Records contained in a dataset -
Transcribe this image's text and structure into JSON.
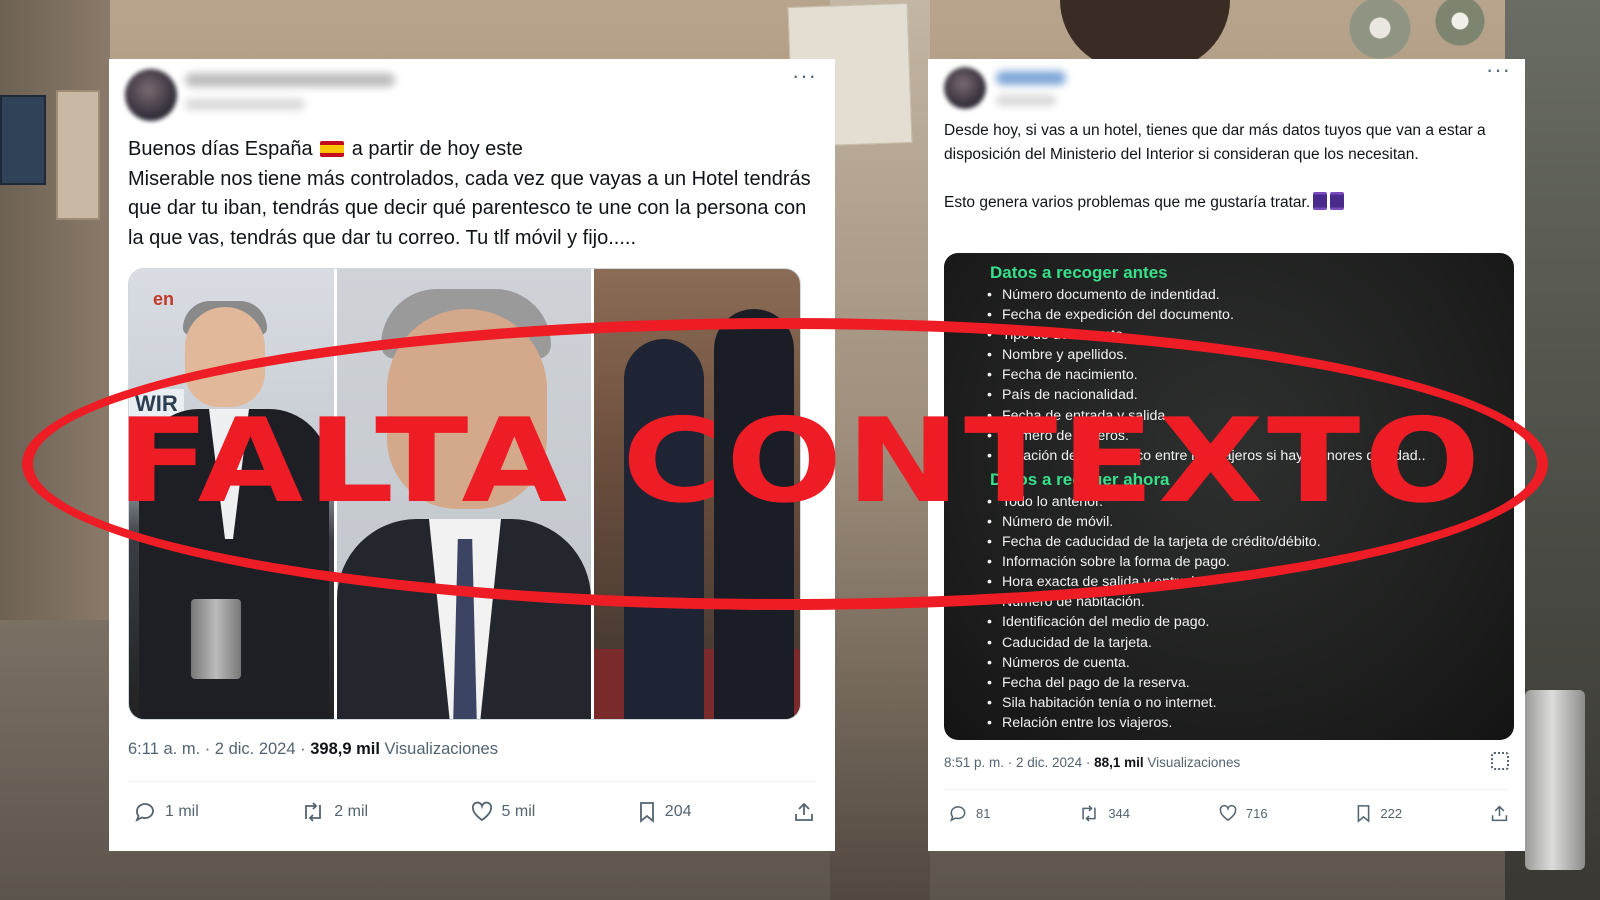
{
  "overlay": {
    "stamp_text": "FALTA CONTEXTO",
    "stamp_color": "#ee1c24"
  },
  "tweet_left": {
    "text_before_flag": "Buenos días España",
    "text_after_flag": " a partir de hoy este\nMiserable nos tiene más controlados, cada vez que vayas a un Hotel tendrás que dar tu iban, tendrás que decir qué parentesco te une con la persona con la que vas, tendrás que dar tu correo. Tu tlf móvil y fijo.....",
    "flag_icon": "spain-flag-emoji",
    "time": "6:11 a. m. · 2 dic. 2024 ·",
    "views_count": "398,9 mil",
    "views_label": "Visualizaciones",
    "replies": "1 mil",
    "reposts": "2 mil",
    "likes": "5 mil",
    "bookmarks": "204"
  },
  "tweet_right": {
    "text": "Desde hoy, si vas a un hotel, tienes que dar más datos tuyos que van a estar a disposición del Ministerio del Interior si consideran que los necesitan.\n\nEsto genera varios problemas que me gustaría tratar.",
    "thread_icon": "spool-emoji",
    "info_image": {
      "title_before": "Datos a recoger antes",
      "items_before": [
        "Número documento de indentidad.",
        "Fecha de expedición del documento.",
        "Tipo de documento.",
        "Nombre y apellidos.",
        "Fecha de nacimiento.",
        "País de nacionalidad.",
        "Fecha de entrada y salida.",
        "Número de viajeros.",
        "Relación de parentesco entre los viajeros si hay menores de edad.."
      ],
      "title_now": "Datos a recoger ahora",
      "items_now": [
        "Todo lo anterior.",
        "Número de móvil.",
        "Fecha de caducidad de la tarjeta de crédito/débito.",
        "Información sobre la forma de pago.",
        "Hora exacta de salida y entrada.",
        "Número de habitación.",
        "Identificación del medio de pago.",
        "Caducidad de la tarjeta.",
        "Números de cuenta.",
        "Fecha del pago de la reserva.",
        "Sila habitación tenía o no internet.",
        "Relación entre los viajeros."
      ]
    },
    "time": "8:51 p. m. · 2 dic. 2024 ·",
    "views_count": "88,1 mil",
    "views_label": "Visualizaciones",
    "replies": "81",
    "reposts": "344",
    "likes": "716",
    "bookmarks": "222"
  }
}
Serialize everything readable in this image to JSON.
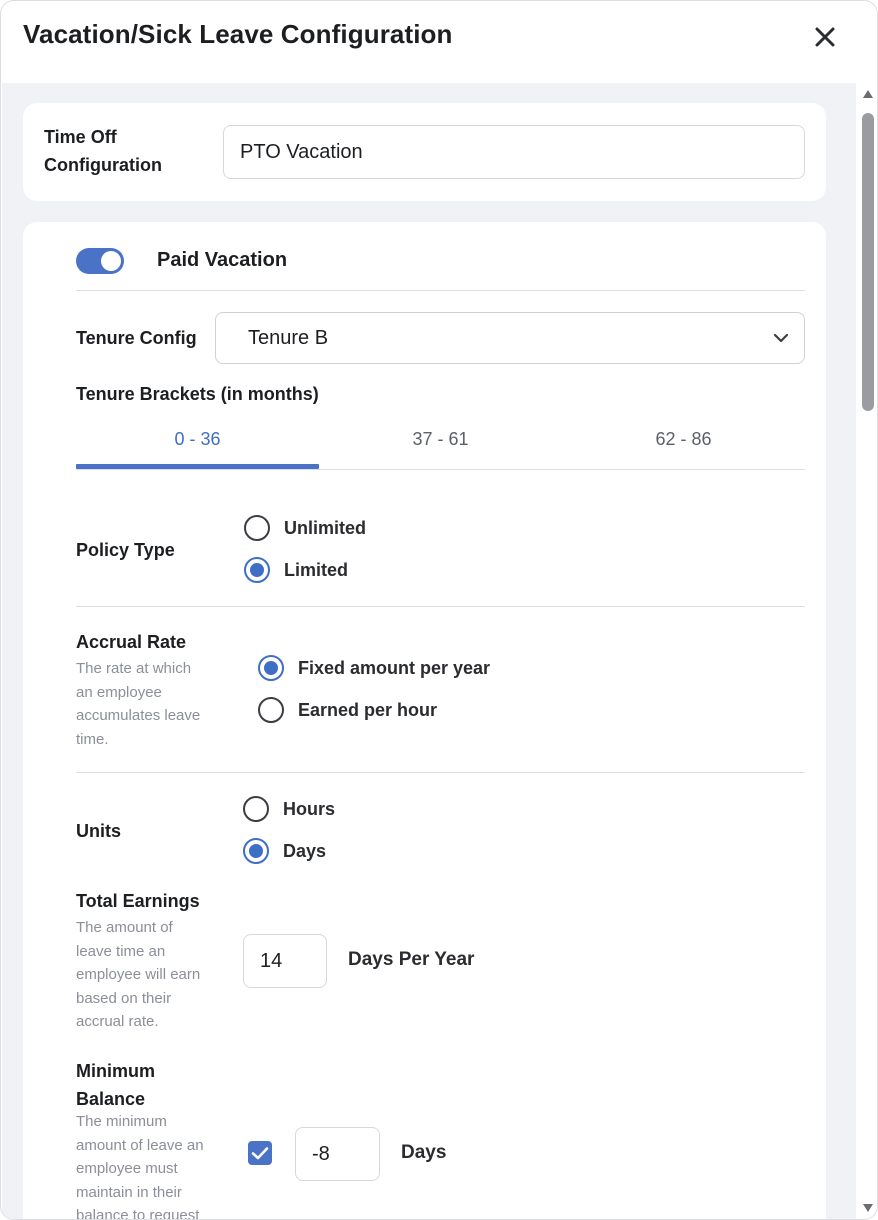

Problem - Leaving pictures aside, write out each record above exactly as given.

Task output -
Transcribe this image's text and structure into JSON.
{
  "overlay": {
    "stamp_text": "FALTA CONTEXTO",
    "stamp_color": "#ee1c24"
  },
  "tweet_left": {
    "text_before_flag": "Buenos días España",
    "text_after_flag": " a partir de hoy este\nMiserable nos tiene más controlados, cada vez que vayas a un Hotel tendrás que dar tu iban, tendrás que decir qué parentesco te une con la persona con la que vas, tendrás que dar tu correo. Tu tlf móvil y fijo.....",
    "flag_icon": "spain-flag-emoji",
    "time": "6:11 a. m. · 2 dic. 2024 ·",
    "views_count": "398,9 mil",
    "views_label": "Visualizaciones",
    "replies": "1 mil",
    "reposts": "2 mil",
    "likes": "5 mil",
    "bookmarks": "204"
  },
  "tweet_right": {
    "text": "Desde hoy, si vas a un hotel, tienes que dar más datos tuyos que van a estar a disposición del Ministerio del Interior si consideran que los necesitan.\n\nEsto genera varios problemas que me gustaría tratar.",
    "thread_icon": "spool-emoji",
    "info_image": {
      "title_before": "Datos a recoger antes",
      "items_before": [
        "Número documento de indentidad.",
        "Fecha de expedición del documento.",
        "Tipo de documento.",
        "Nombre y apellidos.",
        "Fecha de nacimiento.",
        "País de nacionalidad.",
        "Fecha de entrada y salida.",
        "Número de viajeros.",
        "Relación de parentesco entre los viajeros si hay menores de edad.."
      ],
      "title_now": "Datos a recoger ahora",
      "items_now": [
        "Todo lo anterior.",
        "Número de móvil.",
        "Fecha de caducidad de la tarjeta de crédito/débito.",
        "Información sobre la forma de pago.",
        "Hora exacta de salida y entrada.",
        "Número de habitación.",
        "Identificación del medio de pago.",
        "Caducidad de la tarjeta.",
        "Números de cuenta.",
        "Fecha del pago de la reserva.",
        "Sila habitación tenía o no internet.",
        "Relación entre los viajeros."
      ]
    },
    "time": "8:51 p. m. · 2 dic. 2024 ·",
    "views_count": "88,1 mil",
    "views_label": "Visualizaciones",
    "replies": "81",
    "reposts": "344",
    "likes": "716",
    "bookmarks": "222"
  }
}
Serialize everything readable in this image to JSON.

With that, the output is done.